In addition, stage-two education should develop the stage-one diagnostic skills into the ability to identify, define, and express problems, and to specify and design solutions.
This is closer to engineering than the small ability to solve theoretical problems set by others on which so many undergraduate courses and examinations are founded. In industry it is frequently the case that problems once specified are trivial to solve, with the real difficulty lying in diagnosis and problem definition.
A modern engineering curriculum should not merely instil technical competence but also prepare graduates to fulfil the engineering profession's responsibilities to society and to understand and respect society's expectations of engineers.
Engineering knowledge is by no means complete at the end of stage two, but in stage three the theme of professionalism should be included in all its subjects.
The ethical, legal, political, and societal issues involved in engineering should be made explicit in different contexts. In a report, the Institute of Education emphasised the need for ethical issues in the use of modern technology to be discussed in schools.
Clearly such discussion should be continued in engineering degree courses and, by stage three, should have arrived at a point of informed debate. Risk issues form a significant part of such debate, and a course on risk is necessary, if not at stage two then certainly at stage three.
Other topics that should be covered are systems engineering and human factors. It is important not only to understand systems in the large, in both their technical and social contexts, but also to recognise the multi-disciplinary nature of successful socio-technological systems.
Familiarity with the psychology of human behaviour is essential to design, the assessment of risks, and dealing with customers. Sustainability is also a topic appropriate to stage three.
The emphasis of each stage should be reflected in its examinations. For example, stage two questions might require students to state the assumptions made in designing a subsystem in isolation, or in planning its testing, or to describe the risks and advantages implicit in the assumptions and how planned integration testing may reduce them.
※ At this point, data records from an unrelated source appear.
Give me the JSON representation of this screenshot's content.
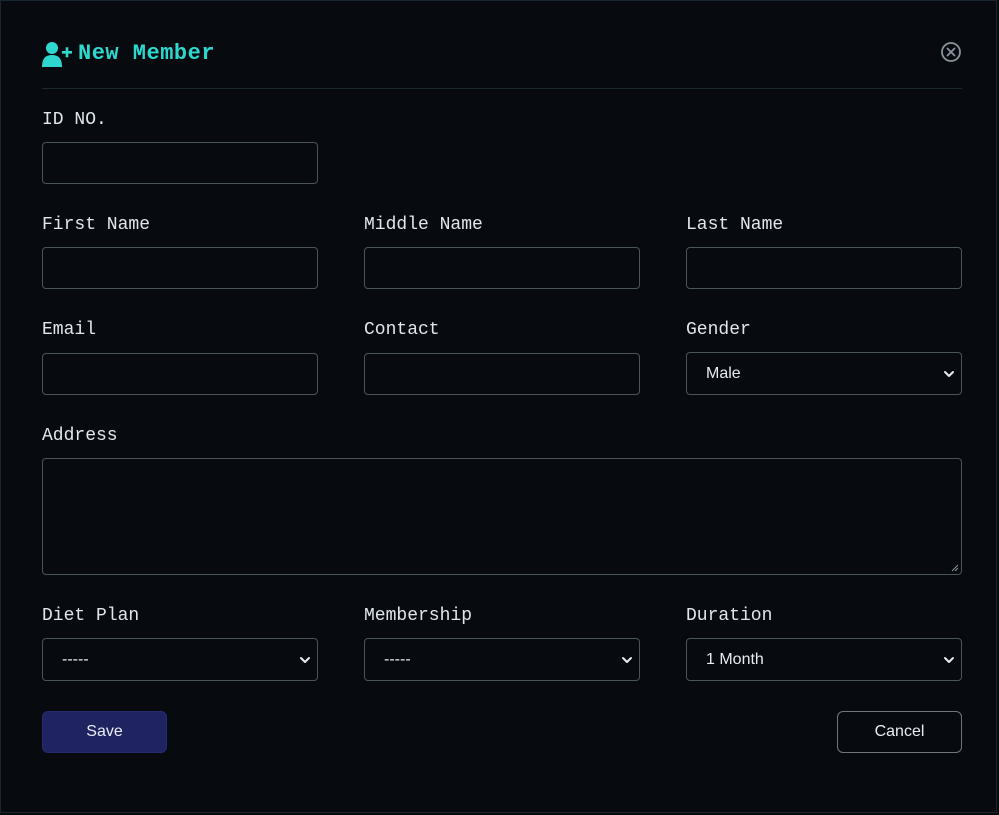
{
  "header": {
    "title": "New Member",
    "icon": "user-plus-icon",
    "close_icon": "close-circle-icon"
  },
  "form": {
    "id_no": {
      "label": "ID NO.",
      "value": ""
    },
    "first_name": {
      "label": "First Name",
      "value": ""
    },
    "middle_name": {
      "label": "Middle Name",
      "value": ""
    },
    "last_name": {
      "label": "Last Name",
      "value": ""
    },
    "email": {
      "label": "Email",
      "value": ""
    },
    "contact": {
      "label": "Contact",
      "value": ""
    },
    "gender": {
      "label": "Gender",
      "selected": "Male"
    },
    "address": {
      "label": "Address",
      "value": ""
    },
    "diet_plan": {
      "label": "Diet Plan",
      "selected": "-----"
    },
    "membership": {
      "label": "Membership",
      "selected": "-----"
    },
    "duration": {
      "label": "Duration",
      "selected": "1 Month"
    }
  },
  "actions": {
    "save_label": "Save",
    "cancel_label": "Cancel"
  },
  "colors": {
    "background": "#070b0f",
    "accent": "#2fd8cf",
    "save_button": "#1f2460",
    "border": "#4a545c"
  }
}
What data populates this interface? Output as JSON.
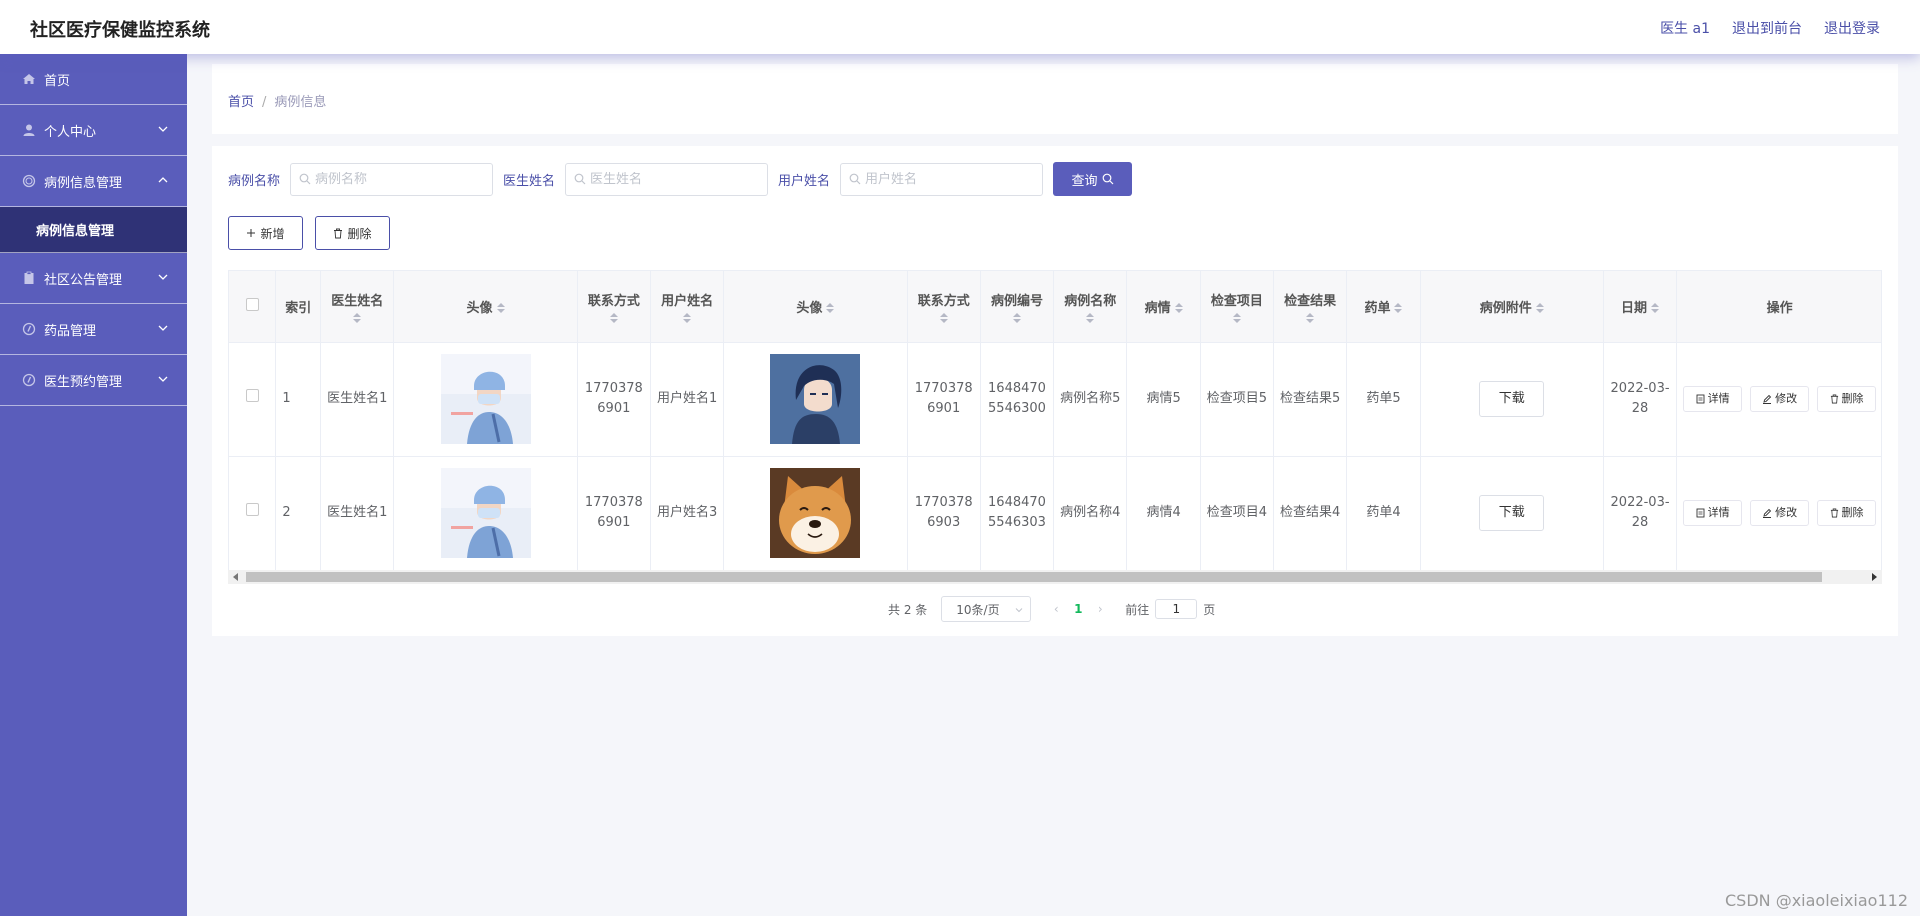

At stage three, questions on design might require a consideration of environmental factors.
Onus on educators
Strategic planning of the engineering curriculum should not be a luxury, carried out if time and circumstances allow, but an essential function. It requires teachers who understand, contribute to, and work within the strategy, and planners who are project managers and leaders.
If the novices who arrive at the commencement of stage one are to leave as professionally-minded graduate engineers at the end of stage three, a culture of professionalism must be inculcated from the start.
Norms can and should be taught, but culture is promulgated by the example of living by the norms. Lecturers are role models and should show themselves to live by the norms. They must also place high expectations on the students, and the strategic planners must place high expectations on the lecturers. The quality of engineering education depends on the educators.
Three stages of an engineering curriculum are identified. By the end of the first, the student should be a competent technician, with the skills and knowledge on which to base the development of an engineer.
The second stage should address the additional qualities expected of an engineer, and the third the qualities essential to a modern technological professional. Theoretical and practical instruction should be planned to meet each stage’s goals, and to lay the foundation for subsequent stages.
This article has offered some thoughts on how a model, based on the three stages, may facilitate strategic planning of the software engineering curriculum. It addresses not merely what we want our engineering students to know, but also what we want them to be.